◆ **Task description**: Read through the data and count the lines that contain the string "title"; give only the result.

◆ **Information**:
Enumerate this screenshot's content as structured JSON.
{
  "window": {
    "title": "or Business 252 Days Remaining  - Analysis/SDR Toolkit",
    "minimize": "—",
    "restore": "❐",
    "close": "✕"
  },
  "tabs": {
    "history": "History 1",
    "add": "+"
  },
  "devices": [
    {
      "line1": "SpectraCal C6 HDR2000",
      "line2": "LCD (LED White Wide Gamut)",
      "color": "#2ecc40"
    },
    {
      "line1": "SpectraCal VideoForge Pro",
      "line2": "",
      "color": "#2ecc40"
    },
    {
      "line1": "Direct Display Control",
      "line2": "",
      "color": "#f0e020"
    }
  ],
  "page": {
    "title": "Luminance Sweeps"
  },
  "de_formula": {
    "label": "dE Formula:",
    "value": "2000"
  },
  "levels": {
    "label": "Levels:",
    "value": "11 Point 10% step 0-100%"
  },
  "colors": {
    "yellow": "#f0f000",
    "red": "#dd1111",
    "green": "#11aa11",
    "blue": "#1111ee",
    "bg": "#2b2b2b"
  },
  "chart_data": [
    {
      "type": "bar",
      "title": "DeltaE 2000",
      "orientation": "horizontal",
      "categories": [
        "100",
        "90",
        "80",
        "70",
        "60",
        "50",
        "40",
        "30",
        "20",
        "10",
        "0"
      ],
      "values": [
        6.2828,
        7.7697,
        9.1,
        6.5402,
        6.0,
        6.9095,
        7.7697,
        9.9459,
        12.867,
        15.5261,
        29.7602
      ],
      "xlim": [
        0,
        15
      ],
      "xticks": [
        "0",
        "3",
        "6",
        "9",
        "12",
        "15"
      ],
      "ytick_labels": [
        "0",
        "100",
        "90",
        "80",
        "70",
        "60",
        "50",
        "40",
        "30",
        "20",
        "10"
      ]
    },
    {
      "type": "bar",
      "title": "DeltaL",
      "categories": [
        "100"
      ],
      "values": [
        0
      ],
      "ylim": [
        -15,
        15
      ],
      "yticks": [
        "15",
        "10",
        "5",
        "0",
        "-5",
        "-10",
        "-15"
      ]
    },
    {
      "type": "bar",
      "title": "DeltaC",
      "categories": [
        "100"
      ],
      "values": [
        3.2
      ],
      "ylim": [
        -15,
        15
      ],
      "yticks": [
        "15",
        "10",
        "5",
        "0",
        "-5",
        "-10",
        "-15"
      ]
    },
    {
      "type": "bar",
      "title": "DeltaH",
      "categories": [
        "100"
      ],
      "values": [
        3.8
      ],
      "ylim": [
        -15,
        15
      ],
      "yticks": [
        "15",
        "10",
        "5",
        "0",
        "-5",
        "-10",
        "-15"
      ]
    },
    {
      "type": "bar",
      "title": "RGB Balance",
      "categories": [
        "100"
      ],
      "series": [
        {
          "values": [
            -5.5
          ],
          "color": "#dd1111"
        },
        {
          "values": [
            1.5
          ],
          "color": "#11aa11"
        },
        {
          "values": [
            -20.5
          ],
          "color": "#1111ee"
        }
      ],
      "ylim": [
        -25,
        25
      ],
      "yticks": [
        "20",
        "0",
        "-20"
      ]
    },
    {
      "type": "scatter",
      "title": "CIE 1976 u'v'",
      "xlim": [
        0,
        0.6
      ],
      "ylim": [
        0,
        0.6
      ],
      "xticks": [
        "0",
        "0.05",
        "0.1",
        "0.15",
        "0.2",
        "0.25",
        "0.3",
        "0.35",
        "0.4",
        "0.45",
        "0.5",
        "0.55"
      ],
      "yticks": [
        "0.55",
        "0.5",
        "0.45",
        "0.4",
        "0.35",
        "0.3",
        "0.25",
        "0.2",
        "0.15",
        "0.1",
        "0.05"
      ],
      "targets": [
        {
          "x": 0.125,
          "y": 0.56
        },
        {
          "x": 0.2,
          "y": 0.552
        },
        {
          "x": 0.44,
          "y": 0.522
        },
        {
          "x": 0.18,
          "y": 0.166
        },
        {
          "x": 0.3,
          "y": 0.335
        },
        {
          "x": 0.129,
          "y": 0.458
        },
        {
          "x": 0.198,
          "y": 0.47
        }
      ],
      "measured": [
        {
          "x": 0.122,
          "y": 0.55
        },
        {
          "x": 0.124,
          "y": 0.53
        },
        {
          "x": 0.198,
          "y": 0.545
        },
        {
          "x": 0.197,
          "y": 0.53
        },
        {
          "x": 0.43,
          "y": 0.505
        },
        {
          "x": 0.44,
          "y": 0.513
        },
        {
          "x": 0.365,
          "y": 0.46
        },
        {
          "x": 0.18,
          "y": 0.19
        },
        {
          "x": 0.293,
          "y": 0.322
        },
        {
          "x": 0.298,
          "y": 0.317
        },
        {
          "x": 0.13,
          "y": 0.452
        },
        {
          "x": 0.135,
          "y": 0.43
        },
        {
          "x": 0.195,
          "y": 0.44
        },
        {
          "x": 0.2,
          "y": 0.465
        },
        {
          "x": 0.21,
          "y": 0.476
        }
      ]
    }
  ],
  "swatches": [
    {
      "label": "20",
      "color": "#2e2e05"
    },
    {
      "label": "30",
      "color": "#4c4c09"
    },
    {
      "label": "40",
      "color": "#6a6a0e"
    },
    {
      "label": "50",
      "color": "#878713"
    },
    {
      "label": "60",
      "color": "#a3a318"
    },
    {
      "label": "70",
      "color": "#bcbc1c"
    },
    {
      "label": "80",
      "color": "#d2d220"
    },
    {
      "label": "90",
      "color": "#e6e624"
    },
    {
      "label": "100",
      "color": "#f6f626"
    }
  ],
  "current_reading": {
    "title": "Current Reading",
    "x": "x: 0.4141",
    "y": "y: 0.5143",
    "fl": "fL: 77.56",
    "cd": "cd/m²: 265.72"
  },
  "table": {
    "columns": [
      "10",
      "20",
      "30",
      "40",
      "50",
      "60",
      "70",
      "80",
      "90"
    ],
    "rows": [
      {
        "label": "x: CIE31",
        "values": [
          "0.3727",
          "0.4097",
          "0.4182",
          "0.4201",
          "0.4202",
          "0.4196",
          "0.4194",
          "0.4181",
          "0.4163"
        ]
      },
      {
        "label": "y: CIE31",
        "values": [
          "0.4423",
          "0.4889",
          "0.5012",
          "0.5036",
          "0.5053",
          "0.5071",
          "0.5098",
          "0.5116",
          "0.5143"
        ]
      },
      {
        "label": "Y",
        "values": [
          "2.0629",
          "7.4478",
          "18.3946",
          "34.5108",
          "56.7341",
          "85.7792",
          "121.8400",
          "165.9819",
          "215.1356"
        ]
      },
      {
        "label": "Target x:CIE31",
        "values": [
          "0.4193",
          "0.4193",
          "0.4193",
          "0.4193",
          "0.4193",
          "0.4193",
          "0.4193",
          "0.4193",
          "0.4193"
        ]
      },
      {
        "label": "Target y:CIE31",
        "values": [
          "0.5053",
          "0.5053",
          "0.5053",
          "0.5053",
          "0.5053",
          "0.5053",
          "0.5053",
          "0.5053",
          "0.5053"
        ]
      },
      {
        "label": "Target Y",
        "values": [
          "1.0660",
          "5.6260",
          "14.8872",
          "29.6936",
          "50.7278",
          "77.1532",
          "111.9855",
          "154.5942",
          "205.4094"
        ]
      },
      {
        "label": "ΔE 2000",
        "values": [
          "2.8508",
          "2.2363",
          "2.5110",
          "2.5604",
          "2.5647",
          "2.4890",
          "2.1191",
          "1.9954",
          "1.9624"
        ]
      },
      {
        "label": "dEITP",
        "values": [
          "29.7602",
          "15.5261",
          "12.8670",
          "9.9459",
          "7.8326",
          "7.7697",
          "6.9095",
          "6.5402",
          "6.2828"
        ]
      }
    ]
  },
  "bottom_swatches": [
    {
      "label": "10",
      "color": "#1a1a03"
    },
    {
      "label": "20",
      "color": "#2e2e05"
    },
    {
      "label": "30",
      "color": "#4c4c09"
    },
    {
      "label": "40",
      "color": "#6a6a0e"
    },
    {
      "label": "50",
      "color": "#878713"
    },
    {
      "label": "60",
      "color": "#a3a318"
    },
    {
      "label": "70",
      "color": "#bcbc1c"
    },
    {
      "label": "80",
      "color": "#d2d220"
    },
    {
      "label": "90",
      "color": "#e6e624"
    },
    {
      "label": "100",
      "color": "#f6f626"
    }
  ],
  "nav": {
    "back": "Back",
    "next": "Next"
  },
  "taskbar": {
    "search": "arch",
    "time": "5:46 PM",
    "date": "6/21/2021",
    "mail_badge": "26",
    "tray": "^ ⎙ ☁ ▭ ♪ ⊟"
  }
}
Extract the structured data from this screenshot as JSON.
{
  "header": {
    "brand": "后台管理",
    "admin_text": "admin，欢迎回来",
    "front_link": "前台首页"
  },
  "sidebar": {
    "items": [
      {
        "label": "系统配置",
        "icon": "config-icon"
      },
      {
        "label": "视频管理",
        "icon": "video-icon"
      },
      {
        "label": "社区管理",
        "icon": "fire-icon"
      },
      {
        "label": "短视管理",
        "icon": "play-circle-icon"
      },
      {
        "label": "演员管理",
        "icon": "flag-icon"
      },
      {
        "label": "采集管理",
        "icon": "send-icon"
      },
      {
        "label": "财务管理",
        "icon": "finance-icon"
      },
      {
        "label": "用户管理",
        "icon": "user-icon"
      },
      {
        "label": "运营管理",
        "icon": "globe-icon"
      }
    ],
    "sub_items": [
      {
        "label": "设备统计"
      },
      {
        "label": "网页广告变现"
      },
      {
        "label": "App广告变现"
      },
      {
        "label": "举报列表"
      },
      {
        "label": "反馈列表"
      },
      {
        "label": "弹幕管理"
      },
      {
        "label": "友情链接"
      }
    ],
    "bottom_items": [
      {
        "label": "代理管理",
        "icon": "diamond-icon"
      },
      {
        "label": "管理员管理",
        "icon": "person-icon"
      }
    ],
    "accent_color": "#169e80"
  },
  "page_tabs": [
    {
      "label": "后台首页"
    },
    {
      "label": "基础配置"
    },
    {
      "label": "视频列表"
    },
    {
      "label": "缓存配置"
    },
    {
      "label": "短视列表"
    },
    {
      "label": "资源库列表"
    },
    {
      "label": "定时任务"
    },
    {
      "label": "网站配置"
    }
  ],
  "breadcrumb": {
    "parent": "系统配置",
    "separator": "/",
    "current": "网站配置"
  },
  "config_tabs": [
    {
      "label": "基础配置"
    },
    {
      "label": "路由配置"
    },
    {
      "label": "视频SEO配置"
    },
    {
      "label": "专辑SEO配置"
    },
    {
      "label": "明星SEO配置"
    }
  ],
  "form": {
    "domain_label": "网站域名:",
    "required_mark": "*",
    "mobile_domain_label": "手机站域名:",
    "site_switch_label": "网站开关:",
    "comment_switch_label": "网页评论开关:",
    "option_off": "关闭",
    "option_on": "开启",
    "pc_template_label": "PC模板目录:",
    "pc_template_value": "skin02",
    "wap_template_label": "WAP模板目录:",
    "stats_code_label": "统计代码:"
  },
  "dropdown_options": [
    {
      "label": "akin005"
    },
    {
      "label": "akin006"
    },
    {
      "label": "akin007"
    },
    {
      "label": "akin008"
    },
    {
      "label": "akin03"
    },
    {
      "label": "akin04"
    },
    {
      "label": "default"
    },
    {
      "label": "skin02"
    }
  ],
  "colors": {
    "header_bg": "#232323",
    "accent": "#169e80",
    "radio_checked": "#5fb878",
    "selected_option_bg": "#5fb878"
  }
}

◆ **Exercise result**: 9